[Start of Attachment]

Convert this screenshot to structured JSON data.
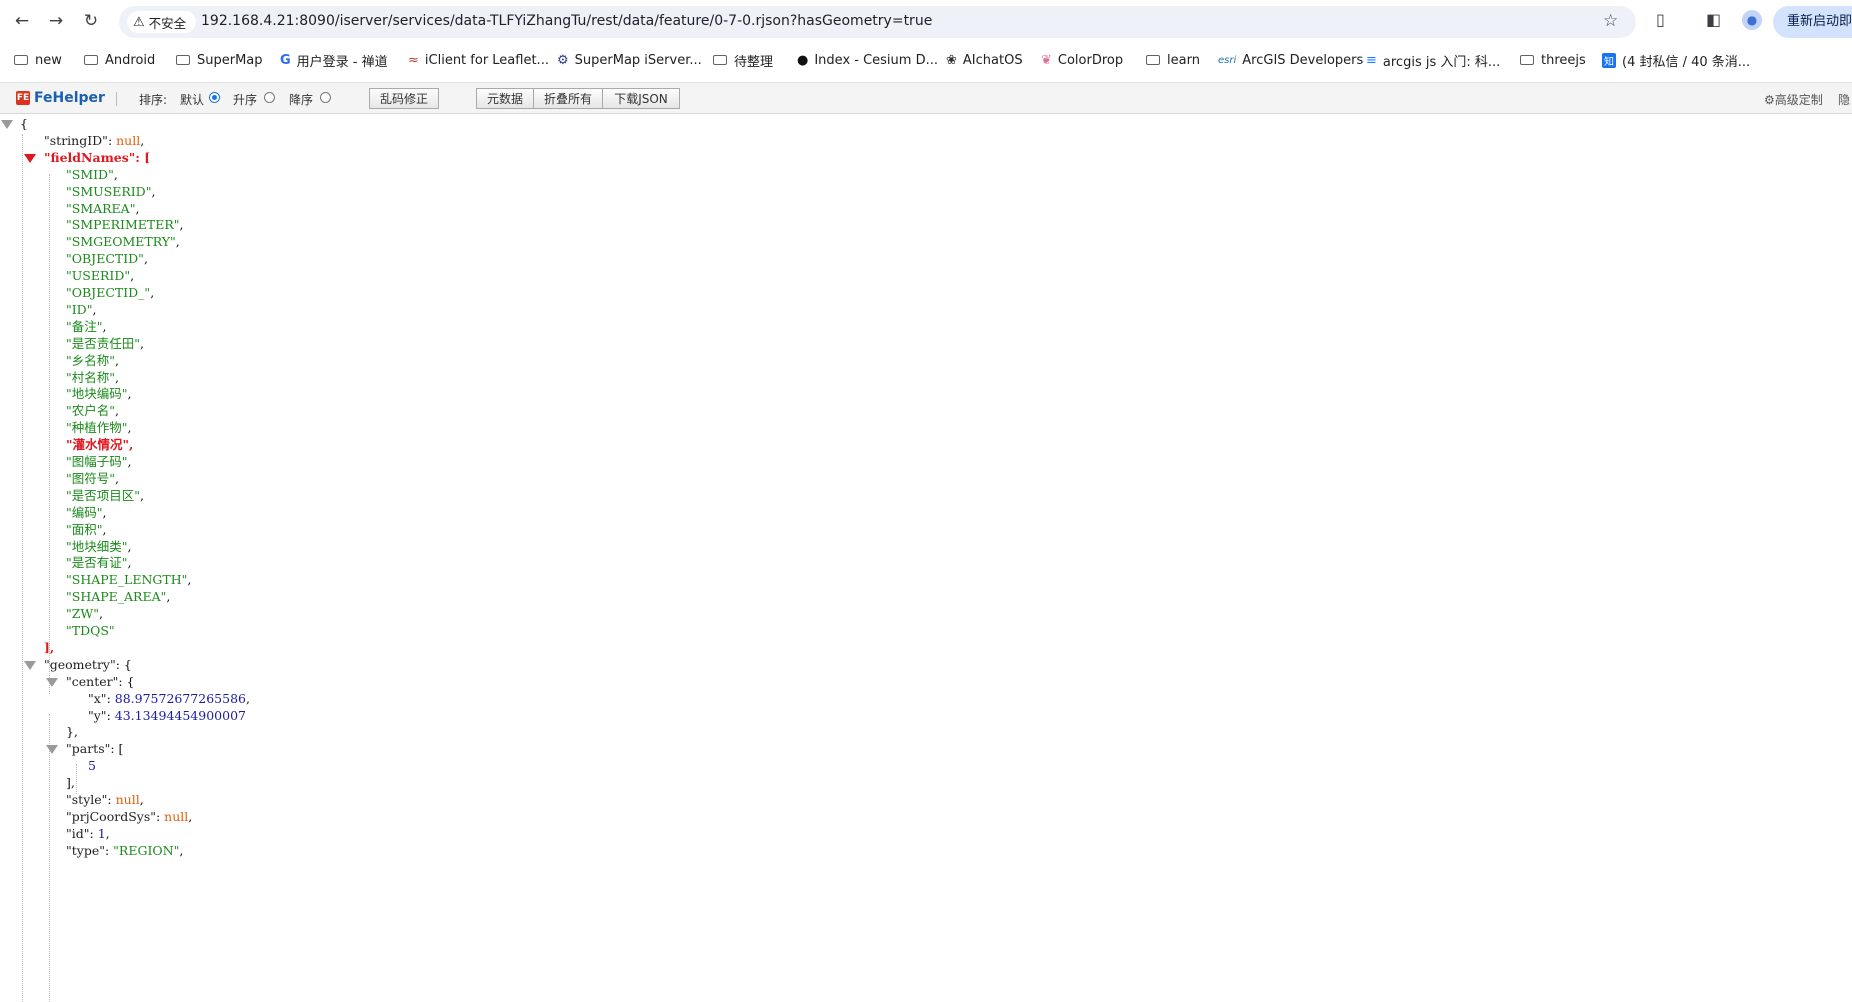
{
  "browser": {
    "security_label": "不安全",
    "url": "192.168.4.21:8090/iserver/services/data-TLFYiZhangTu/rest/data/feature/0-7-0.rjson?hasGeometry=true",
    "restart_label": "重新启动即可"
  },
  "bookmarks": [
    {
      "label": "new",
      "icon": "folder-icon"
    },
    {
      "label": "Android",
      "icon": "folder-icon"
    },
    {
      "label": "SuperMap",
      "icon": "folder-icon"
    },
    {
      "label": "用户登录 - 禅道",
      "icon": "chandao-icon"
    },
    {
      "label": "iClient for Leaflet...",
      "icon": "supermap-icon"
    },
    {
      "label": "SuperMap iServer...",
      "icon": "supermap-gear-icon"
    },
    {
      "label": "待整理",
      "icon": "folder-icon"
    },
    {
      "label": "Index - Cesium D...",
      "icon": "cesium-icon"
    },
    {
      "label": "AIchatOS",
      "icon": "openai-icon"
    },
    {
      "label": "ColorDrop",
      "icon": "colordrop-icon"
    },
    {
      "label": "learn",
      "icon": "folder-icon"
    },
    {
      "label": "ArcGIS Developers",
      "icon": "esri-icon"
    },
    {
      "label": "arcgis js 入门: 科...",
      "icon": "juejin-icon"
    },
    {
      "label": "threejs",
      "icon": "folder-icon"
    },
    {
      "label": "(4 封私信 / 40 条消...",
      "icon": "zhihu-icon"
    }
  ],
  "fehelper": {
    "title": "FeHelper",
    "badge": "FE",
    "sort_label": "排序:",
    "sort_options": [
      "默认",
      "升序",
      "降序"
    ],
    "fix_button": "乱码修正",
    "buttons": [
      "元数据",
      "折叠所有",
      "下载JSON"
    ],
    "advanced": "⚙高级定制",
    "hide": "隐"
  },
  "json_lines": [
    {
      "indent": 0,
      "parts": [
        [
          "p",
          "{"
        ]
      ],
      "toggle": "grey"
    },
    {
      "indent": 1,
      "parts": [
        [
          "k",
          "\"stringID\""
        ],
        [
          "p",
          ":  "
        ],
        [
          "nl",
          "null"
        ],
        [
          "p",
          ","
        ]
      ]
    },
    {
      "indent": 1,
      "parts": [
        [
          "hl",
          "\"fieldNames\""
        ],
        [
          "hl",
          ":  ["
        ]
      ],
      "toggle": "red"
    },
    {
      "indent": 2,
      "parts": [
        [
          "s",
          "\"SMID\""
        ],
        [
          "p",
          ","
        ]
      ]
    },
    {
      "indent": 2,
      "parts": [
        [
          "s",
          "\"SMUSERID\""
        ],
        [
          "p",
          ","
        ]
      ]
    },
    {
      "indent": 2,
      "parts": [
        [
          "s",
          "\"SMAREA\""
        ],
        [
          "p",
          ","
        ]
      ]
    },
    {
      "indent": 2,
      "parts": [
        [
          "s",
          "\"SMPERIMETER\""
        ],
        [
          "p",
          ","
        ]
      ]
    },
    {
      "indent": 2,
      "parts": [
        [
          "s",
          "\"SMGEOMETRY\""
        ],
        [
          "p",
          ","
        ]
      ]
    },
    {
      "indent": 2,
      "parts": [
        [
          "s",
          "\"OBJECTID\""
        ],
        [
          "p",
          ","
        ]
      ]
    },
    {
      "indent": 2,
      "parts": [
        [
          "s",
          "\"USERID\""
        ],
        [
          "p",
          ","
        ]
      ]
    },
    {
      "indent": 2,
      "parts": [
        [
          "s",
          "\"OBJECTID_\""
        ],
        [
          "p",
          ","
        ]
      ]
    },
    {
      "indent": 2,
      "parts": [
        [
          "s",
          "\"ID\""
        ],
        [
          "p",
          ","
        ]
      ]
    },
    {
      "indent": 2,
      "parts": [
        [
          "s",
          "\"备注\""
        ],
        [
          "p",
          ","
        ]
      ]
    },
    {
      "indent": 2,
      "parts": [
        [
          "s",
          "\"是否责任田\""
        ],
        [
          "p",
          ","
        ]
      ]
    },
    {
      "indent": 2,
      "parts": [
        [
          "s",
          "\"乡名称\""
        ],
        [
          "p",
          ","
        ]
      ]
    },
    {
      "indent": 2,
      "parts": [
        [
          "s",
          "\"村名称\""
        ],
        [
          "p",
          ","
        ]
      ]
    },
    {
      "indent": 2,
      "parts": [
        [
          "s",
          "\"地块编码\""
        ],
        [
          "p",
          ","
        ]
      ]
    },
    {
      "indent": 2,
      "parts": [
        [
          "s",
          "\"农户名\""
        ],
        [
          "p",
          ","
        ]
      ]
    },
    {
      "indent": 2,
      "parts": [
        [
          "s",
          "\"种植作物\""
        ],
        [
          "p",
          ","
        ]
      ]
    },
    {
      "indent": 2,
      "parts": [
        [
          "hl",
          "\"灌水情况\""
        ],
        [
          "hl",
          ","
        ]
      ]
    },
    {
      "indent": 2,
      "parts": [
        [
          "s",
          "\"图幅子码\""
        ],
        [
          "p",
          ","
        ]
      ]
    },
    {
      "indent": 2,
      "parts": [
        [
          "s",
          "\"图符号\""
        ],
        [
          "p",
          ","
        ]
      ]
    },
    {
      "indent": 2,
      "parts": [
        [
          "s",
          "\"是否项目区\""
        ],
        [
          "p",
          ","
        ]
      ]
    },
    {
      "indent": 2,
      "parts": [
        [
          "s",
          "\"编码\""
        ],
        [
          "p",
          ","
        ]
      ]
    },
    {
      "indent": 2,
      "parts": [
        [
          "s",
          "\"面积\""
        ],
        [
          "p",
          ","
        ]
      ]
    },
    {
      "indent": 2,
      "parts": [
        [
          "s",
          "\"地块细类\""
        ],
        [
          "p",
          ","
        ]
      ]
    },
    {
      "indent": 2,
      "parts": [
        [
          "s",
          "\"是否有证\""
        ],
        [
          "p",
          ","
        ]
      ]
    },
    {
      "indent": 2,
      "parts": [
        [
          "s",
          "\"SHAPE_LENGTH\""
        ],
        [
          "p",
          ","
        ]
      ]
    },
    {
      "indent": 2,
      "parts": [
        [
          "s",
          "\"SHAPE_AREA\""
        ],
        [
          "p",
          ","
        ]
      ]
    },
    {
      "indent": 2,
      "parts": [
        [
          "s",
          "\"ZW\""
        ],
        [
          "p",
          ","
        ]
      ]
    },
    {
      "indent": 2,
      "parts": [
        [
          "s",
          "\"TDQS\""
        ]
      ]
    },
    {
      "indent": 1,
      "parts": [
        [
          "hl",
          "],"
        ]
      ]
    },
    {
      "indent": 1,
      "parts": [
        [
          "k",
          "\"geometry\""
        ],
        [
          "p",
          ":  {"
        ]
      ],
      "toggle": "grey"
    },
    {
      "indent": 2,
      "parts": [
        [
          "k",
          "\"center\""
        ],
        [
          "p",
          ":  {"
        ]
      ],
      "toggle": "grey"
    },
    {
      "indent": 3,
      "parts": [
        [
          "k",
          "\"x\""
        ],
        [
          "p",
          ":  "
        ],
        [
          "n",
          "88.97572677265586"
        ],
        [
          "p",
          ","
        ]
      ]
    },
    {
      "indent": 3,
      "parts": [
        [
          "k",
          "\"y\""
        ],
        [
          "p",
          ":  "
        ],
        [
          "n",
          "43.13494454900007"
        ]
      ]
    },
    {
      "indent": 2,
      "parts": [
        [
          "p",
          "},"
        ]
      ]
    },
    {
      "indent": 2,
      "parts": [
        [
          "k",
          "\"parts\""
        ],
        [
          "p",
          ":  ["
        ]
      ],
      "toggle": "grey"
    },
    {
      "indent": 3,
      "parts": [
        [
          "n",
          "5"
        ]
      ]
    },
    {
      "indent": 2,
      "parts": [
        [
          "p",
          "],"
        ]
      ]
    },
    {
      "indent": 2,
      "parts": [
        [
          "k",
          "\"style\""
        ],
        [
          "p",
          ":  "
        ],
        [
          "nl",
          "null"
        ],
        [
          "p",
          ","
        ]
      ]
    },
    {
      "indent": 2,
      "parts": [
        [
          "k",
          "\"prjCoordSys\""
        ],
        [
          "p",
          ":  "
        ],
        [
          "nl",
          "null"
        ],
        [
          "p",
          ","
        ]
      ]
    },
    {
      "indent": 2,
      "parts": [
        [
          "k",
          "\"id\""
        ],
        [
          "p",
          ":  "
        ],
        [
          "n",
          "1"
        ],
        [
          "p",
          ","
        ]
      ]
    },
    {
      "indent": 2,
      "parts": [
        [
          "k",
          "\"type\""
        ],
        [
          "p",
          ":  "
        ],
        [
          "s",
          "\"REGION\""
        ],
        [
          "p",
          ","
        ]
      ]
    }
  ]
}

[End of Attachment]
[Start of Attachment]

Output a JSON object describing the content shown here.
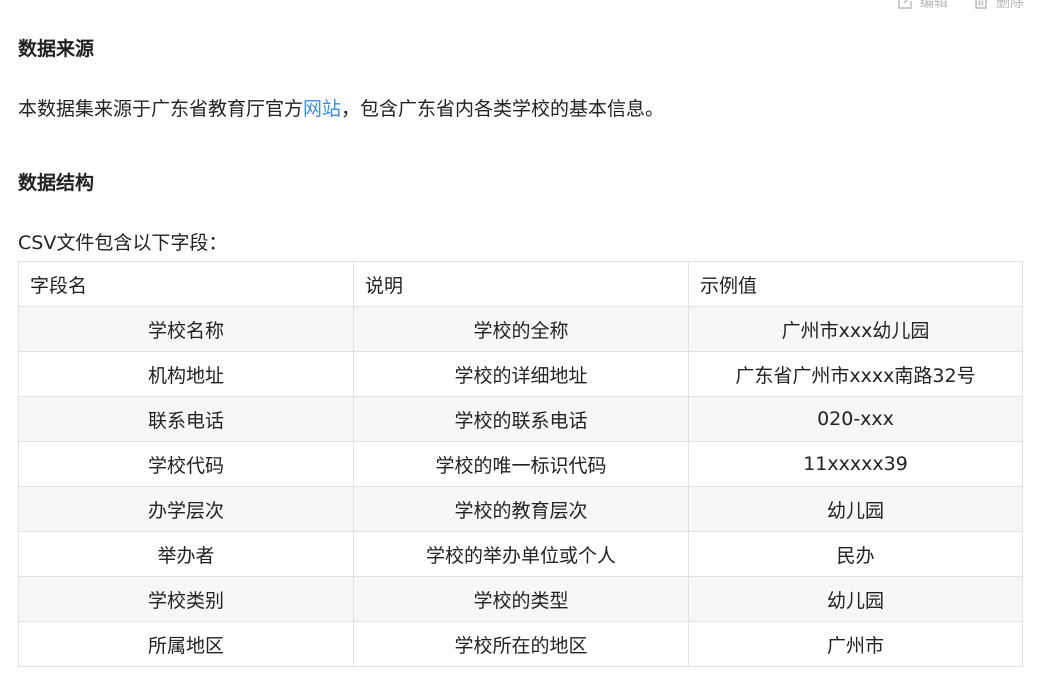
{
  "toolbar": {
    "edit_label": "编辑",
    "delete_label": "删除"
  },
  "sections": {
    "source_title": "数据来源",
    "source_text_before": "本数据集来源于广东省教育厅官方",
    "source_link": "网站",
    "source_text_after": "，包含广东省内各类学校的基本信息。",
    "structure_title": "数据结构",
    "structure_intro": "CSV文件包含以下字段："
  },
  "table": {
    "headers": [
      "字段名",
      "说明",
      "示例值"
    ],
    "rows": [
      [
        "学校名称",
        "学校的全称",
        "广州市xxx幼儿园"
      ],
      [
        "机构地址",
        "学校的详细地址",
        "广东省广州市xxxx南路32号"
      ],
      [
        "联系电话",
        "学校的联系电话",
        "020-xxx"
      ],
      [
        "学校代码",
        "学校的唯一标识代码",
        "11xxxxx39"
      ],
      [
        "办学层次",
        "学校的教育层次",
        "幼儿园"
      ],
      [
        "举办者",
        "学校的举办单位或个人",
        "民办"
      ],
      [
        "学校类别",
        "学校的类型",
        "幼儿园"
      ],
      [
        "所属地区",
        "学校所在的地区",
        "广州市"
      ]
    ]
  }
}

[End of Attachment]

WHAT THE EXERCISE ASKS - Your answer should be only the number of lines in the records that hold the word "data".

REPLY - 2